It’s another day at the Winter Meetings, which means more rumors and rumblings about some of our favorite players. While the focus has mostly been on Jimmy Rollins’ contract, the focus has recently shifted to today’s trade-bait de jour, Gio Gonzalez, who was once a pitcher in the Phillies system, before being to the Chicago White Sox in exchange for Freddy Garcia.
At first, the notion of trading for another starting pitcher seems rather redundant, because the Phillies seem to be all full up of solid starting pitchers. Unless, of course, one of them was to get traded. It sounds crazy, but Ruben Amaro has a track record of trading Aces when we least expect it.
If that seems like a bizarre idea, that’s because it is. Why would the Phillies want to trade their best offensive prospect (after refusing to trade him for Roy Halladay) for a good, but not great, starting pitcher, especially when they have incredible starting pitching depth?
Well, according to Ken Rosenthal of Fox Sports
, it’s because they might need to fill a hole that gets left from trading Cole Hamels if they are unable to sign him to a long-term contract, which essentially makes Gonzalez a sort of Plan B.
It would be a terrible situation for the Phillies and their fans if they were forced to deal Hamels, and it’s not a move that would be greeted with any sort of adulation. For more on this, I’ll turn it over to Corey Seidman of PhilliesNation.com, who weighed in on this earlier today
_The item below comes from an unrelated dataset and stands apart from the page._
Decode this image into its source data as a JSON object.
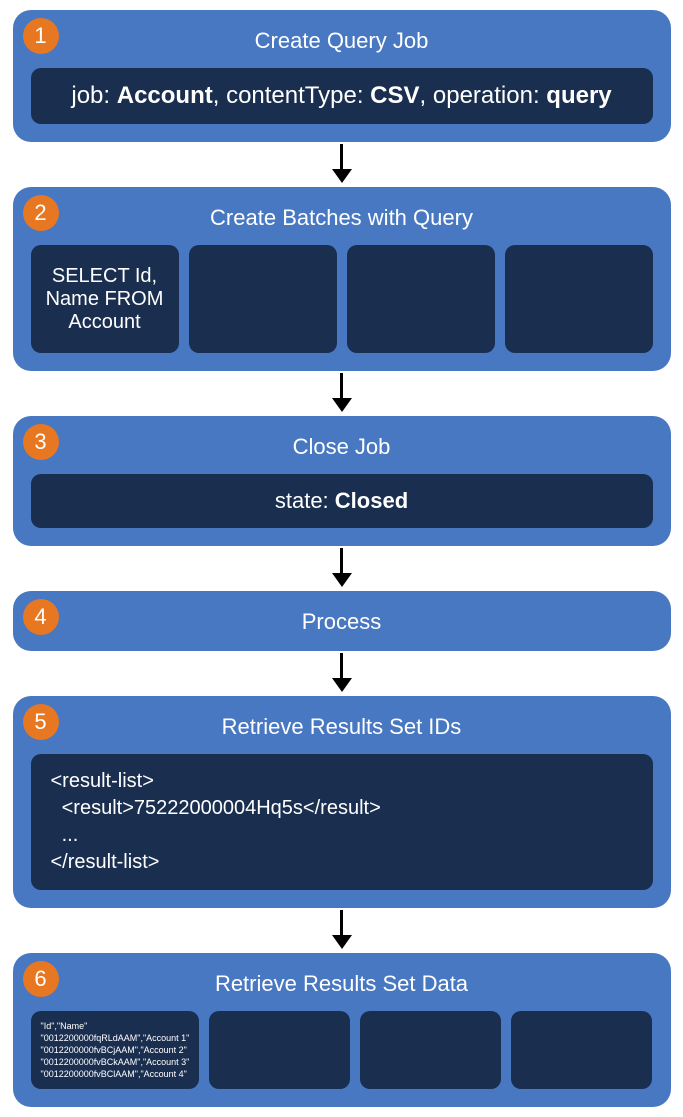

This isn’t a move Ruben Amaro would want to make… but the hope here is that he decides it’s one he doesn’t have to make. Hamels is due a large payday by this time next year, a deal that will range from $95-$120 million on the low side.
The only problems are that a) Gonzalez isn’t and will likely never be on Hamels’ level, and b) if the Phils trade for Gonzalez, teams will know they have to trade Hamels and therefore the Phils won’t get proper value for one of the top-seven pitchers in the game.
This is, in a nutshell, why I despise baseball’s winter meetings and the MLB rumor mill. A lot of these suggestions are unsubstantiated, and tend to come from a place of pure speculation. To be fair, Ken Rosenthal is a great baseball writer, and it seems like he is just spitballing and trying to fill in some blanks and provide some context for why certain teams could be in on Gonzalez, but, like Corey said, let’s all hope that this is a trade that Ruben Amaro doesn’t have to make.